▶ [SOURCE DATA]:
——
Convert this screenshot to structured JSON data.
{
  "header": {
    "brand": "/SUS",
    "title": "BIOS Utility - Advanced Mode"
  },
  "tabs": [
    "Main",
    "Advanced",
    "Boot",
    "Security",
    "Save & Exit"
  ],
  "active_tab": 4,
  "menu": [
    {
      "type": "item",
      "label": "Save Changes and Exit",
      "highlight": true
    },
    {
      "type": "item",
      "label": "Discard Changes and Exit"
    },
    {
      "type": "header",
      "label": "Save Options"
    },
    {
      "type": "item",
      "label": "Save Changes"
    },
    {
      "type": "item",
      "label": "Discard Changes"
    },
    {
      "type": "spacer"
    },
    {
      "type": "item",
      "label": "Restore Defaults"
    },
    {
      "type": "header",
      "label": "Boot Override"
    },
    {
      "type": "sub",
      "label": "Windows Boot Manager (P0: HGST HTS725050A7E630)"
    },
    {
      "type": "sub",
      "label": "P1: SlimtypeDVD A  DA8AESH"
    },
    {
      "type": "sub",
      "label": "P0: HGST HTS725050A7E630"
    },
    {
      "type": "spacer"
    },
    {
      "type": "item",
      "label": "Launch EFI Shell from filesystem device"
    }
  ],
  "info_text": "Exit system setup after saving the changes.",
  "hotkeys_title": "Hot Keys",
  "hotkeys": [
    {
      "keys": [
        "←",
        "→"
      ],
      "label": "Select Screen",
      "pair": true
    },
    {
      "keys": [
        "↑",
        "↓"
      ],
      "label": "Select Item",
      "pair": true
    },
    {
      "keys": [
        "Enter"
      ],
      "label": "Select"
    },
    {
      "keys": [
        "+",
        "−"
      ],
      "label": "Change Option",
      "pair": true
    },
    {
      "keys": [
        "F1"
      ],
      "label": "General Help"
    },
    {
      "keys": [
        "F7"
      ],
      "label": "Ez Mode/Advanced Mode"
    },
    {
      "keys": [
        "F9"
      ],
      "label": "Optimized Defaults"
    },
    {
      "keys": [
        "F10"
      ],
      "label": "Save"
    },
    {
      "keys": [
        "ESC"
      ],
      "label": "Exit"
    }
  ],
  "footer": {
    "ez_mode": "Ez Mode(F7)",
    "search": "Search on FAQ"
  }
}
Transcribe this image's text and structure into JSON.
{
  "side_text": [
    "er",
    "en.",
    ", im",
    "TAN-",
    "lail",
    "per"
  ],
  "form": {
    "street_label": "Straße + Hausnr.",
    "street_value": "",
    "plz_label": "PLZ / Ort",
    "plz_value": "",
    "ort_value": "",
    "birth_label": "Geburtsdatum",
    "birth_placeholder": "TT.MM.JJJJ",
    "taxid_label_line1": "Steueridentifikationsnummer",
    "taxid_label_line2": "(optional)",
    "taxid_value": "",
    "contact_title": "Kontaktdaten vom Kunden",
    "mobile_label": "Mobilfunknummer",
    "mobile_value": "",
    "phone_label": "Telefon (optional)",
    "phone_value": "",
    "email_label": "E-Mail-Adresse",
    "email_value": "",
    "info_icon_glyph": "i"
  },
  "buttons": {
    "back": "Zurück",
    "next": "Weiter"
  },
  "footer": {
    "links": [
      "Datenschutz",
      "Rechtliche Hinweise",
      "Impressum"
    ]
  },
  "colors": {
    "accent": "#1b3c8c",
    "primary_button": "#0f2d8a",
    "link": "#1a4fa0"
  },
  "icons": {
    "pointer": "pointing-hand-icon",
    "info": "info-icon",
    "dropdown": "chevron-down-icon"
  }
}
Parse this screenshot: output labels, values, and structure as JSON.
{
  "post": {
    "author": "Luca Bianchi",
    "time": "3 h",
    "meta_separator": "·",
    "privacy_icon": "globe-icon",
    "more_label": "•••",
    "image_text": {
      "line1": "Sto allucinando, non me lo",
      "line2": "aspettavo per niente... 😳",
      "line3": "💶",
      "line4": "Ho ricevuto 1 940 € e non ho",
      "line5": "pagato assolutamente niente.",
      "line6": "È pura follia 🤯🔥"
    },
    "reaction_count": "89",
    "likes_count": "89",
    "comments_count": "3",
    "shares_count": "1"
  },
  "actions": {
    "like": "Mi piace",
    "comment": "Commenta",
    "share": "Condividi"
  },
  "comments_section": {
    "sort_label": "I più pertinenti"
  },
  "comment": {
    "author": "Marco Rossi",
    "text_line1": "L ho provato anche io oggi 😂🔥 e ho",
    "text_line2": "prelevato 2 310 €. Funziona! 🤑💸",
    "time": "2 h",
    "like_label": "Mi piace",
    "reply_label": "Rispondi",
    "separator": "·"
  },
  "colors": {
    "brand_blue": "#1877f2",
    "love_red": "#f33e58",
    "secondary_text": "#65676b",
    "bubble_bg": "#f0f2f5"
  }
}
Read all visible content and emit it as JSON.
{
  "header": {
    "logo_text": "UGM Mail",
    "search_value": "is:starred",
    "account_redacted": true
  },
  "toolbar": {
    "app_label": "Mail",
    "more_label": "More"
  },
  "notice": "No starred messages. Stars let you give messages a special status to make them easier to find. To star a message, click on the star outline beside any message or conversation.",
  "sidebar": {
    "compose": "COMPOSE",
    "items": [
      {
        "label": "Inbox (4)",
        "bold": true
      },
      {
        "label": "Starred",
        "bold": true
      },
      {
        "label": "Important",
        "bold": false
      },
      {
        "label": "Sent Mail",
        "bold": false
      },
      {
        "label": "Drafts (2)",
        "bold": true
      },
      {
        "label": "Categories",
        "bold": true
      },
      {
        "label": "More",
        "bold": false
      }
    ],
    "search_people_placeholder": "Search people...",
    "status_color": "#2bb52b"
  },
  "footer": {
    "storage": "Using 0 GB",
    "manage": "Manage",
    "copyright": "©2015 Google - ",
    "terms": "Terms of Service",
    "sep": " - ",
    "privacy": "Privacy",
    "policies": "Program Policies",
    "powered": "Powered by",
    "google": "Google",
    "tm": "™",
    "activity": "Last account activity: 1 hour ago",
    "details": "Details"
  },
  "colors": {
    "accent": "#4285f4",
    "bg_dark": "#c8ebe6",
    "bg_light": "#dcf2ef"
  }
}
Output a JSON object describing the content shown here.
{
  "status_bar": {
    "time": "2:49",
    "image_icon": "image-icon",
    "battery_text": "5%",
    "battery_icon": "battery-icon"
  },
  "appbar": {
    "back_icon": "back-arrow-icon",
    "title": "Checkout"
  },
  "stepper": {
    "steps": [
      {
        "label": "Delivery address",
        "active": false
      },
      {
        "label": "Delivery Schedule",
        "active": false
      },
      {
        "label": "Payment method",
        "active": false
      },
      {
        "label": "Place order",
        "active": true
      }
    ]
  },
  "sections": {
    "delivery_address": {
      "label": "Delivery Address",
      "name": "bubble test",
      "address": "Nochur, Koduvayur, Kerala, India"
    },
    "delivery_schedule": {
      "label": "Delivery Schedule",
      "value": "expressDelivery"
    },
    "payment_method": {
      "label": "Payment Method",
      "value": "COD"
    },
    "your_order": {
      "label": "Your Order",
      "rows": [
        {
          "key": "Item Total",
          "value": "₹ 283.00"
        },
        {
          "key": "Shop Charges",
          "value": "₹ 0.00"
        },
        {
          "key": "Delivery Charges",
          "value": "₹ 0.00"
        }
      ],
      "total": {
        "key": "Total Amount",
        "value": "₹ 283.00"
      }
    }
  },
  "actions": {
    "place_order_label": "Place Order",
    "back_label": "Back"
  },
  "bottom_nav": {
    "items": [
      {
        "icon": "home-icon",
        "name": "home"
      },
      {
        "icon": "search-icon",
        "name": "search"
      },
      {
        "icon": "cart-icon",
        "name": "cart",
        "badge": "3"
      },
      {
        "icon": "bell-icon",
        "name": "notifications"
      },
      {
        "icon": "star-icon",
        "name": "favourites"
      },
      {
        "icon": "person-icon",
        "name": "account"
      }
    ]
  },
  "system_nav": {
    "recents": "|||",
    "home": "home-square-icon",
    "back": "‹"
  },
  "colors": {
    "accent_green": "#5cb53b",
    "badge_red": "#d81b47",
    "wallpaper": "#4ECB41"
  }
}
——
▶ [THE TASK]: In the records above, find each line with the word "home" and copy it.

▶ [EXERCISE SOLUTION]:
        "icon": "home-icon",
        "name": "home"
    "home": "home-square-icon",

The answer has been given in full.